(Beginning of Recorded data)
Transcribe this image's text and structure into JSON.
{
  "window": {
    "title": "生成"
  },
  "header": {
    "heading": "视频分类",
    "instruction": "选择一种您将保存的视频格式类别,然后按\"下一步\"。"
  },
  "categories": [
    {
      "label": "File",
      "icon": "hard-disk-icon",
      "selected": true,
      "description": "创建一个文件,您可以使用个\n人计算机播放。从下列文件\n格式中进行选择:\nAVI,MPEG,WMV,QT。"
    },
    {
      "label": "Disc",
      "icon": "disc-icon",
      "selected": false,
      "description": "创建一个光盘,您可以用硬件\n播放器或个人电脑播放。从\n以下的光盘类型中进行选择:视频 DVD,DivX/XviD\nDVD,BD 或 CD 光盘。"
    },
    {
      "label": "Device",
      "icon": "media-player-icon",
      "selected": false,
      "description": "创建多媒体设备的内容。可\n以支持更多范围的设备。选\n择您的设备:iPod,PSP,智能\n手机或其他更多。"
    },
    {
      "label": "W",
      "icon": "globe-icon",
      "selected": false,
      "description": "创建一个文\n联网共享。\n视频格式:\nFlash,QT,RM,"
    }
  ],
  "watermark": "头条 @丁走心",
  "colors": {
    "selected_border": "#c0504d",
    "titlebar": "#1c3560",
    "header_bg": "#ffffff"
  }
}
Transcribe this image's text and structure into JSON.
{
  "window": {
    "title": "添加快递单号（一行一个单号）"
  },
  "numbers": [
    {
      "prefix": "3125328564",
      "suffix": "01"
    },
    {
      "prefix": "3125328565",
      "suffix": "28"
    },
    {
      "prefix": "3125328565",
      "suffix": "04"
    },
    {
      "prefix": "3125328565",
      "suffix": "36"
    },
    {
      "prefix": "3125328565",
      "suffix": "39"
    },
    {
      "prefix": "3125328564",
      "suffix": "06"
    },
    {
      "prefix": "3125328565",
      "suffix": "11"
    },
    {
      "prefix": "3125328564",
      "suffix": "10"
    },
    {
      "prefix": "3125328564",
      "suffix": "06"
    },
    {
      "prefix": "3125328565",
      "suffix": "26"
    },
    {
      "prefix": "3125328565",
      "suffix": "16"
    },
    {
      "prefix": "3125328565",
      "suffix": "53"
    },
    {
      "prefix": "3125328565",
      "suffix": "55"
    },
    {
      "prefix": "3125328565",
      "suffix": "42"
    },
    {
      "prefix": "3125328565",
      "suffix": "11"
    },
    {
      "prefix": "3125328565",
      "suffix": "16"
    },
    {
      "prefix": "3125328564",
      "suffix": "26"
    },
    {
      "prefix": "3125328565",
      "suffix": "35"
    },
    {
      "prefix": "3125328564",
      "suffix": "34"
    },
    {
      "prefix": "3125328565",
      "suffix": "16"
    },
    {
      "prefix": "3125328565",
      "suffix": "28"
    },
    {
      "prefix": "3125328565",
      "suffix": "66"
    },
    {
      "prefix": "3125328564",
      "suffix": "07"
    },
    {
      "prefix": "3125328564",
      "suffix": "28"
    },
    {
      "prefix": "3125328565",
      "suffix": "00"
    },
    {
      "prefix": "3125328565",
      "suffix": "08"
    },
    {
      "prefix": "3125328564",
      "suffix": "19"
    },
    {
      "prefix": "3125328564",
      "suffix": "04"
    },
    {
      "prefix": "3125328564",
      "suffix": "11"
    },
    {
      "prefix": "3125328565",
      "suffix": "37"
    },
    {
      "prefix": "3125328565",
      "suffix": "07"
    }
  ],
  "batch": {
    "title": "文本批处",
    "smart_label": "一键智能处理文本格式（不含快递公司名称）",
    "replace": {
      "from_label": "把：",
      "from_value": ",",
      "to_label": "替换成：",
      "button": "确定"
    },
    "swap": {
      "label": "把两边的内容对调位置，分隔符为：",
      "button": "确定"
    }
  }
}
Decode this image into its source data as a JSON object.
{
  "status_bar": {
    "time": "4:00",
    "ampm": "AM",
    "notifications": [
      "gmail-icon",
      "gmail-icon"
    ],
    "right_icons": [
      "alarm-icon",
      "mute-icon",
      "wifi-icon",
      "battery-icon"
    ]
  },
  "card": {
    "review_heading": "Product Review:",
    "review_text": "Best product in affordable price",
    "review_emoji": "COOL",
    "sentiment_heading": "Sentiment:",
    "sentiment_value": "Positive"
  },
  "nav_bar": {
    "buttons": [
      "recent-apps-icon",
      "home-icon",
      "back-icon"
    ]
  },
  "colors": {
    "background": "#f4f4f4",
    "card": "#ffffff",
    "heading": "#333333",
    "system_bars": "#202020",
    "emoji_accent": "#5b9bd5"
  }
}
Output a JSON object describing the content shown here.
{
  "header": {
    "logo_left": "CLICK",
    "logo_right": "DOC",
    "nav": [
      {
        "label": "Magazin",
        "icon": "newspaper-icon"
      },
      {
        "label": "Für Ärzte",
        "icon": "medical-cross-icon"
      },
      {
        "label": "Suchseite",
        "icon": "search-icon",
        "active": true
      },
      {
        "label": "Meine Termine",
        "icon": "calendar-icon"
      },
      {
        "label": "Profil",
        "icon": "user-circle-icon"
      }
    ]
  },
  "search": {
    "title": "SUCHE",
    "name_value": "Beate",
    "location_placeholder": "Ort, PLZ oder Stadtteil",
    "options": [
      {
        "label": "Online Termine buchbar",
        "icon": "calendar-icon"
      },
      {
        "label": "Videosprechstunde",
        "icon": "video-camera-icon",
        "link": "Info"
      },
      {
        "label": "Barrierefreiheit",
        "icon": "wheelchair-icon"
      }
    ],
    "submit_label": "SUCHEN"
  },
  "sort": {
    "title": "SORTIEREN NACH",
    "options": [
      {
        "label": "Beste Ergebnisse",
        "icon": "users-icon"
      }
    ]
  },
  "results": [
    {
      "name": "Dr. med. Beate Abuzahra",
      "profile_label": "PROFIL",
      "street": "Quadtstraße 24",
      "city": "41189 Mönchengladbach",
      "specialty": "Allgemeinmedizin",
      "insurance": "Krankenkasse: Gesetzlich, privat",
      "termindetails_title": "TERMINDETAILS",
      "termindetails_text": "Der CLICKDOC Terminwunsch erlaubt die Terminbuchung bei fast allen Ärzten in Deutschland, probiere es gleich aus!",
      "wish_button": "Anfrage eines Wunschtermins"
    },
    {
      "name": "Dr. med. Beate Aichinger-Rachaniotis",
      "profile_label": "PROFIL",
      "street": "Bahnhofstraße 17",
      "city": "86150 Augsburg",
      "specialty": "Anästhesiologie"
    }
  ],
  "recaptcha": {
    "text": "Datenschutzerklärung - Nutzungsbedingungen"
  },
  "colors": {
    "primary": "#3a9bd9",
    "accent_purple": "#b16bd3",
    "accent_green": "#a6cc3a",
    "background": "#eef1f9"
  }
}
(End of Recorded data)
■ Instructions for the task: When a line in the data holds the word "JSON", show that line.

■ Exercise answer:
Transcribe this image's text and structure into JSON.
Transcribe this image's text and structure into JSON.
Decode this image into its source data as a JSON object.
Output a JSON object describing the content shown here.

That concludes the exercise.